Japan, not China, is Asia's sleeping giant, and the Chinese Communist Party's days are numbered, according to predictions for the next three decades in a US magazine.
The threat posed by China and nuclear-armed North Korea may force Japan to regain its military power, Tokyo Governor Shintaro Ishihara said in his forecast in Foreign Policy magazine released Monday.
The controversial Ishihara said Japan could not depend on the US for its survival because of its "limited capability" as a superpower, raising the possibility of the Japanese regaining the "spirit and backbone" of the traditional samurai warriors.
The Chinese, North Korean threats and other regional tensions and uncertainties "may finally stimulate Japan to emerge from its futile passivity and become a strong nation willing to accept sacrifices," said Ishihara, a strident nationalist.
"When Japan again exhibits the backbone that helped it become the first non-white nation to modernize successfully, the balance of power in this region will change dramatically," he said.
"Japan, not China, is the region's sleeping lion," said Ishihara, among 16 "leading thinkers" asked by Foreign Policy to speculate on ideas, values and institutions that may disappear in 35 years.
The bimonthly magazine is published by the Carnegie Endowment for International Peace, a nonprofit US foreign policy analysis center.
Minxin Pei, a senior associate at Carnegie, said chances of the ruling Communist Party in China staying in power for another 35 years were slim.
"If economic success does not end one-party rule in China, corruption probably will," he said. "Governments free from meaningful restraints on their power invariably grow corrupt and rapacious. That is true in China today."
Pei said the experience of General Suharto's Indonesia suggested that "predatory autocracies" had trouble turning high economic growth rates into political stability.

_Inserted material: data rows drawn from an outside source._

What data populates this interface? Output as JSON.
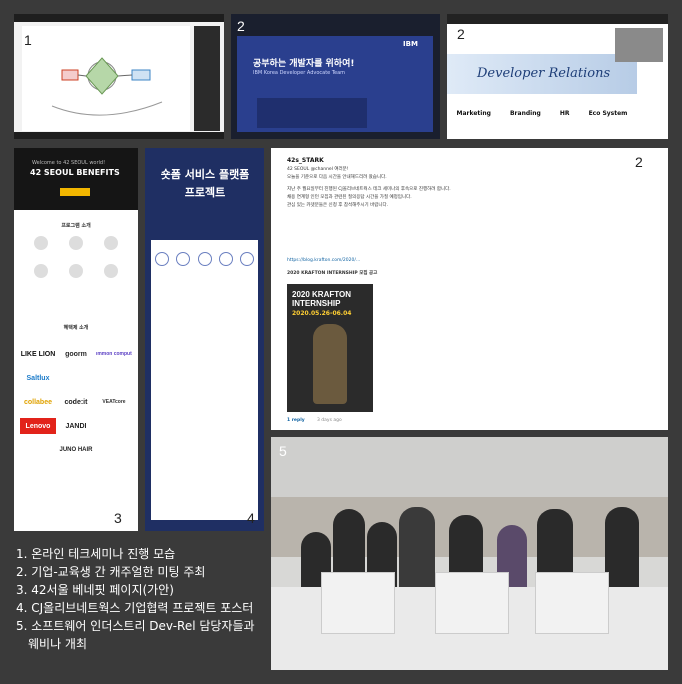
{
  "panel_1a": {
    "number": "1"
  },
  "panel_1b": {
    "number": "2",
    "slide_title": "공부하는 개발자를 위하여!",
    "slide_subtitle": "IBM Korea Developer Advocate Team",
    "brand": "IBM"
  },
  "panel_1c": {
    "number": "2",
    "slide_title": "Developer Relations",
    "tags": [
      "Marketing",
      "Branding",
      "HR",
      "Eco System"
    ]
  },
  "panel_3": {
    "number": "3",
    "welcome": "Welcome to 42 SEOUL world!",
    "title": "42 SEOUL BENEFITS",
    "program_heading": "프로그램 소개",
    "sponsor_heading": "혜택제 소개",
    "logos": [
      "LIKE LION",
      "goorm",
      "common computer",
      "Saltlux",
      "",
      "",
      "collabee",
      "code:it",
      "VEATcore",
      "Lenovo",
      "JANDI",
      "",
      "",
      "JUNO HAIR",
      ""
    ]
  },
  "panel_4": {
    "number": "4",
    "title_line1": "숏폼 서비스 플랫폼",
    "title_line2": "프로젝트"
  },
  "panel_2": {
    "number": "2",
    "author": "42s_STARK",
    "lines": [
      "42 SEOUL @channel 여러분!",
      "오늘을 기준으로 다음 시간을 안내해드리려 왔습니다.",
      "지난 주 월요일부터 진행된 CJ올리브네트웍스 테크 세미나의 후속으로 진행하려 합니다.",
      "채용 연계형 인턴 모집과 관련된 질의응답 시간을 가질 예정입니다.",
      "관심 있는 카뎃분들은 신청 후 참석해주시기 바랍니다.",
      "https://blog.krafton.com/2020/...",
      "2020 KRAFTON INTERNSHIP 모집 공고"
    ],
    "poster_line1": "2020 KRAFTON",
    "poster_line2": "INTERNSHIP",
    "poster_dates": "2020.05.26-06.04",
    "reply": "1 reply",
    "reply_time": "3 days ago"
  },
  "panel_5": {
    "number": "5"
  },
  "captions": [
    "1. 온라인 테크세미나 진행 모습",
    "2. 기업-교육생 간 캐주얼한 미팅 주최",
    "3. 42서울 베네핏 페이지(가안)",
    "4. CJ올리브네트웍스 기업협력 프로젝트 포스터",
    "5. 소프트웨어 인더스트리 Dev-Rel 담당자들과",
    "   웨비나 개최"
  ]
}
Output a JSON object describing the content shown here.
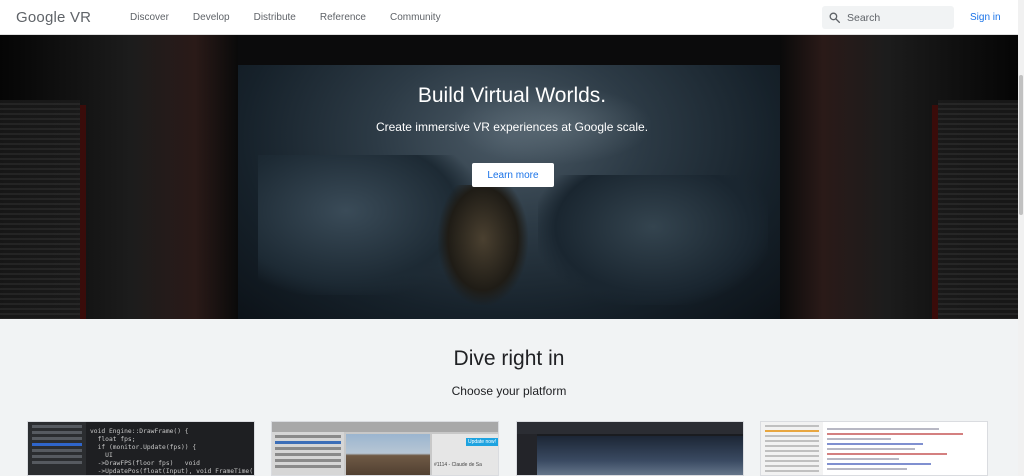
{
  "header": {
    "logo_google": "Google",
    "logo_vr": "VR",
    "nav": [
      "Discover",
      "Develop",
      "Distribute",
      "Reference",
      "Community"
    ],
    "search_placeholder": "Search",
    "sign_in": "Sign in"
  },
  "hero": {
    "title": "Build Virtual Worlds.",
    "subtitle": "Create immersive VR experiences at Google scale.",
    "button": "Learn more"
  },
  "section": {
    "title": "Dive right in",
    "subtitle": "Choose your platform"
  },
  "cards": {
    "code_lines": [
      "void Engine::DrawFrame() {",
      "  float fps;",
      "  if (monitor.Update(fps)) {",
      "    UI",
      "  ->DrawFPS(floor fps)   void",
      "  ->UpdatePos(float(Input), void FrameTime("
    ],
    "unity_badge": "Update now!",
    "unity_text": "#1114 - Claude de Sa"
  },
  "colors": {
    "link_blue": "#1a73e8",
    "section_bg": "#f1f3f4"
  }
}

"There, even 30 years of impressive growth wasn't enough to save the regime," he said. Suharto was ousted in 1998 after a financial crisis swept the region.
The Chinese Communist Party underwent a major transformation once, during the Cultural Revolution, which nearly destroyed the institution, but it reinvented itself by adopting a distinctly non-communist policy of market reforms.
Pei said elites in Chinese President Hu Jintao's (
"If the fortune tellers are being honest, they'll tell China's leaders the future isn't bright," he said.
In his piece, Singapore's former prime minister Lee Kuan Yew said demography, not democracy, would be the most critical factor for security and growth in the 21st century.
Noting that booming populations were a drag on developing nations and low fertility rates were sapping growth in developed societies, Lee said sex, marriage and procreation might not be beyond the reach of government influence for much longer.
"Governments facing population explosions and implosions will soon have no choice but to grapple with matters generally considered private," Lee said.